The names of the leaders of France's Great Revolution - Mirabeau, Marat, Robespierre - are inscribed in the annals as agents of the seismic change which launched our modern era. Yet they remain shadowy figures. They are a headache for biographers, for they had little time for anything except politics and did not live long enough to write memoirs.
This is particularly true of Georges-Jacques Danton (1759-1794), who committed nothing to paper and specialised in ambiguity. Historians still argue about him. Was he an opportunist, a demagogue, a crook? Or an astute political manager, an idealist, a true patriot? David Lawday strides confidently into the fray and brings back a compelling, highly readable, and very timely account of a paradoxical champion of humanity pitted against ideological fanaticism.
Danton's contemporaries saw a roaring, gutsy man whose power lay less in his ideas than in the impact of his colossal presence. Two boyhood encounters with bulls left him with a scarred lip and a broken nose set in a face pitted by smallpox. He was very ugly, very physical, a large man with appetites to match.
For one so lazy, he was unexpectedly energetic. As a brawling orator, Danton struck Churchillian notes ("De l'audace! Encore de l'audace! Toujours de l'audace!") which could turn a debate, even change the course of events. Yet he had a dangerous, ultimately fatal habit of disappearing at moments of crisis and leaving the field to his enemies.
He was born in Champagne and trained as a lawyer. Like many with his education and background, he was appalled by the injustice and oppression of the ancien régime. He believed the Revolution belonged to the people and not to ambitious, middle-class men who would inevitably turn into new despots.
By September 1789, he was a leading political player. His views were moderate. He defended the rule of law, freedom of speech and private property, and favoured constitutional monarchy. He argued with Tom Paine, too republican for his taste, but changed his mind after the King fled to Varennes in June 1791: by rejecting the people's revolution, Louis killed the monarchy. Danton's finest hours came in 1792 when he directed the bloody "second revolution" towards the abolition of monarchy and oversaw France's victories over the armies of the European alliance.
He attempted to protect the Revolution by reconciling rival points of view. He steered a pragmatic course between the Girondins, whose defence of the provinces against Paris he regarded as a recipe for civil war, and the growing extremism of Robespierre's Jacobins who made Terror an instrument of government. While Robespierre regarded all French men and women as suspect and toiled to save the people from themselves by sending them "to kiss Madame la Guillotine", Danton wanted to save them from tyrants.

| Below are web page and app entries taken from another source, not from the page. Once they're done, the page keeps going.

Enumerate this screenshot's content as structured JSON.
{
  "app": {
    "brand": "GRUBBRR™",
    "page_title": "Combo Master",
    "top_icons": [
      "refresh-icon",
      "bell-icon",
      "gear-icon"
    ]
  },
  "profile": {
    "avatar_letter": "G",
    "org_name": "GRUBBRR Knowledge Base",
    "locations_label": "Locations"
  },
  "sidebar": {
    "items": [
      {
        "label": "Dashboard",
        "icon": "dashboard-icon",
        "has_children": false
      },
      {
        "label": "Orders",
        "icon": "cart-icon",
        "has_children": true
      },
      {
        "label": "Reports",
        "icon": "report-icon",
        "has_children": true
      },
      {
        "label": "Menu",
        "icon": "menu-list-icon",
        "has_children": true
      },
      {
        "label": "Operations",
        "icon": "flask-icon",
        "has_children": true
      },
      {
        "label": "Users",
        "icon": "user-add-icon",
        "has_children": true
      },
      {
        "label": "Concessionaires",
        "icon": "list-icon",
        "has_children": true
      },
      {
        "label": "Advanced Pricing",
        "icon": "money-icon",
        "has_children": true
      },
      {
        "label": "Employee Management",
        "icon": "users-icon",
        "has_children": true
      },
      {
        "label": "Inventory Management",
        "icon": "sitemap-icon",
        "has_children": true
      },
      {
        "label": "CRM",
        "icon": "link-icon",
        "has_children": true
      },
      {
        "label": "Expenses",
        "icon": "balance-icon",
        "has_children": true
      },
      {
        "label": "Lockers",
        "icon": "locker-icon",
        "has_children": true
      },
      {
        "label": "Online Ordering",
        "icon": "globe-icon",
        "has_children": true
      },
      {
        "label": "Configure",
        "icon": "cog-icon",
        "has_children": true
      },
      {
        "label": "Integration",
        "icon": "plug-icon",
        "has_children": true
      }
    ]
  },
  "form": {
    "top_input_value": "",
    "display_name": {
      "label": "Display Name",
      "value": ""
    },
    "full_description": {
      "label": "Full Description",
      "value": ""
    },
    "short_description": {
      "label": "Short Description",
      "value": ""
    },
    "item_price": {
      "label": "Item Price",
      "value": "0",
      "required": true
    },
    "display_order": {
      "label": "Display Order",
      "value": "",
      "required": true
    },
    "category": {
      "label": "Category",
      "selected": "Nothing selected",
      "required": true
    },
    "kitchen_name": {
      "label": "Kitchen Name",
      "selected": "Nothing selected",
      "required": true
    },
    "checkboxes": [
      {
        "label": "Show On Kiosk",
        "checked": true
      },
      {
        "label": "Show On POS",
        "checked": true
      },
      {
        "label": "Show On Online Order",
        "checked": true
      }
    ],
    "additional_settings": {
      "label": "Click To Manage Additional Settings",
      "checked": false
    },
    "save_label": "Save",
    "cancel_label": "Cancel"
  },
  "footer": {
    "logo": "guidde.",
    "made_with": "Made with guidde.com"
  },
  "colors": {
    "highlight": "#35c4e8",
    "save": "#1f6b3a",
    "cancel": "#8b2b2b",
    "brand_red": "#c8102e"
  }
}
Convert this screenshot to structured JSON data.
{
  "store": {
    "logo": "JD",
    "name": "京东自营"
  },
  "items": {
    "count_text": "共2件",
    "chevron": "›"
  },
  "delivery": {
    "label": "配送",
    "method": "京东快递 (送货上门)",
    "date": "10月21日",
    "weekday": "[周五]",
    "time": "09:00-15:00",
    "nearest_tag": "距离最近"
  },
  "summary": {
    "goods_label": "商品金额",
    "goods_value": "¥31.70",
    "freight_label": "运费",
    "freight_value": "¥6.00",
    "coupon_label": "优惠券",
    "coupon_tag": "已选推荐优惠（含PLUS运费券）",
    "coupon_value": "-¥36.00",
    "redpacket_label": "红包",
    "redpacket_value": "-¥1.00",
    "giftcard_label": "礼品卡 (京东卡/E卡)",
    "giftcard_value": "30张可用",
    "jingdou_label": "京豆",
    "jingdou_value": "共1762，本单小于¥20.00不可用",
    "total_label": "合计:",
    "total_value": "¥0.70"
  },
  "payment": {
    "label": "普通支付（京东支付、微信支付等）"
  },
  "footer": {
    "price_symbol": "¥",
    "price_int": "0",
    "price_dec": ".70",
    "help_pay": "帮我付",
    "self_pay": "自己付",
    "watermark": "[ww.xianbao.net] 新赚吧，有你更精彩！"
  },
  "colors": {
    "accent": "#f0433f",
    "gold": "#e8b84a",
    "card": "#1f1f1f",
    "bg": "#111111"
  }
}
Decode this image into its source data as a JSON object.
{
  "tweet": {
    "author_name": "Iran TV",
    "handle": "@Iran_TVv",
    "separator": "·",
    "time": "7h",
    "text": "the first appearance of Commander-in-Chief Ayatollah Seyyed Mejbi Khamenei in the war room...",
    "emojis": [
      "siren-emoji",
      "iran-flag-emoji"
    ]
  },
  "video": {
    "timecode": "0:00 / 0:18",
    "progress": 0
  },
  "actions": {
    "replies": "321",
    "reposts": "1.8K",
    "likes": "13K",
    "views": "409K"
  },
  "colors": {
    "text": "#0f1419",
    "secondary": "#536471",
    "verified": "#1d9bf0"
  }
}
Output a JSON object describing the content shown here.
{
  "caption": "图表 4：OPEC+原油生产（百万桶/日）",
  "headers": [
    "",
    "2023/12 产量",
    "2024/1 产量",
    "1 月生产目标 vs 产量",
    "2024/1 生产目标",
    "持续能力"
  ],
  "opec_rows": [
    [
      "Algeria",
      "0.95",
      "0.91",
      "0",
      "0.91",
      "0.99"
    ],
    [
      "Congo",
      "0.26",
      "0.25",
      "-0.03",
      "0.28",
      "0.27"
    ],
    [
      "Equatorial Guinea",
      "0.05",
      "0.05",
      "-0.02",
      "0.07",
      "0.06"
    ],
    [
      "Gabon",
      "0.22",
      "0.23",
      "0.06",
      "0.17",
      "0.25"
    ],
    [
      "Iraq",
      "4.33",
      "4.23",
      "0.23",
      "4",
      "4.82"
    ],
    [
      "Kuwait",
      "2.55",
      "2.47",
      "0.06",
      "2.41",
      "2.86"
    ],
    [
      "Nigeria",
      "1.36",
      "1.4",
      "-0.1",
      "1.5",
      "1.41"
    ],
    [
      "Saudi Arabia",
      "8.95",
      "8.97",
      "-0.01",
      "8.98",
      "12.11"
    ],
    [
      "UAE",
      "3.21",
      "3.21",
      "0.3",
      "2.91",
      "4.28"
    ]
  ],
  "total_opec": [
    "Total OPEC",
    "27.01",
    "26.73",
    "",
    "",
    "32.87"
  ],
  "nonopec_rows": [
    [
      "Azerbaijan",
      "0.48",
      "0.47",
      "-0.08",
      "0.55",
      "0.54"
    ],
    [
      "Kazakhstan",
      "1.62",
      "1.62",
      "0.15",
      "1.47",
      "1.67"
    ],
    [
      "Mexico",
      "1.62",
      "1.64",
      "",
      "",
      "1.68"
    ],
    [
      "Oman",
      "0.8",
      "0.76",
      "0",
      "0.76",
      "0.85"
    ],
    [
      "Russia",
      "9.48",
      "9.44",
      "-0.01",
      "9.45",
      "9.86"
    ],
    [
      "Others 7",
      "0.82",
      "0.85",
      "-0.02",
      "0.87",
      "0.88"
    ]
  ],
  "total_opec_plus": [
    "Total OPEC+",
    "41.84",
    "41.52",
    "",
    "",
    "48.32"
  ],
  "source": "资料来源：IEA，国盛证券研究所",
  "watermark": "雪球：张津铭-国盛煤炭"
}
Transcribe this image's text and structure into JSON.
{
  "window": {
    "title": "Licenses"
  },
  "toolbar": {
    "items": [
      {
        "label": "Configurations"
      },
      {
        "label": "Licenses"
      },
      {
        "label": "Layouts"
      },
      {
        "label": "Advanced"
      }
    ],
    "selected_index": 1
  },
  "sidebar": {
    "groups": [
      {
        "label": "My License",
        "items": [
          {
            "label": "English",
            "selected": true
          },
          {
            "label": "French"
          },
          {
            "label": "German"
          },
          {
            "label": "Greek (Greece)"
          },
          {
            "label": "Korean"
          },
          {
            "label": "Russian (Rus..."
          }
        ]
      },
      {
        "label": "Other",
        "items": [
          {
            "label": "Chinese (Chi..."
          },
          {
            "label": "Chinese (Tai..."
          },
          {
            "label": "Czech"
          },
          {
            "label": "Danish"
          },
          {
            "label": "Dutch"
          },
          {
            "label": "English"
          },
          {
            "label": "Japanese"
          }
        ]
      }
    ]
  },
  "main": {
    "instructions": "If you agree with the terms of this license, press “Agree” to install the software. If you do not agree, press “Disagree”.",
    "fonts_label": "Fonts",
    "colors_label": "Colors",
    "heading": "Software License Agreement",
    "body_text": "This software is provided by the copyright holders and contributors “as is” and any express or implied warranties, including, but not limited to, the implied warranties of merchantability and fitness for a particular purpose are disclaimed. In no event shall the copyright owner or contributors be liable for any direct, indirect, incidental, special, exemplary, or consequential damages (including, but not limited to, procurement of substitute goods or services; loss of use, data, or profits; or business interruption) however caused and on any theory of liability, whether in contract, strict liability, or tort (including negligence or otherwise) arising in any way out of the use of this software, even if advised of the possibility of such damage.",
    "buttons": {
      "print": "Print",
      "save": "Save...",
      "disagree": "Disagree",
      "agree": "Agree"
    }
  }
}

Out-manoeuvred, arraigned as an "enemy of the Revolution", Danton was sentenced to death at a show trial in April 1794 and guillotined. In July, Robespierre followed him. The clash of the Titans ended in their mutual destruction.
In Lawday's absorbing version, Robespierre is a bloodless roundhead. But his Danton is much more than the freedom-loving cavalier portrayed by Gérard Depardieu in Wajda's Danton (1982). Nor is he as world-weary as Büchner's play Danton's Death made him in 1835. Yet nothing is said to overturn Lamartine's comment that while Robespierre was "an idea", Danton was "a man". Lawday's distaste for the cerebral 'Incorruptible' is as plain as his sympathy for his subject.
Even his most serious charge is a faint damn: Danton was an idealist who lacked the lust for power. It is a short indictment and vanishes under the weight of his commitment to Revolution, the patrie and democratic ideals. When Revolution turned into oppression, inequality and fratricide, Danton remembered what it had once stood for.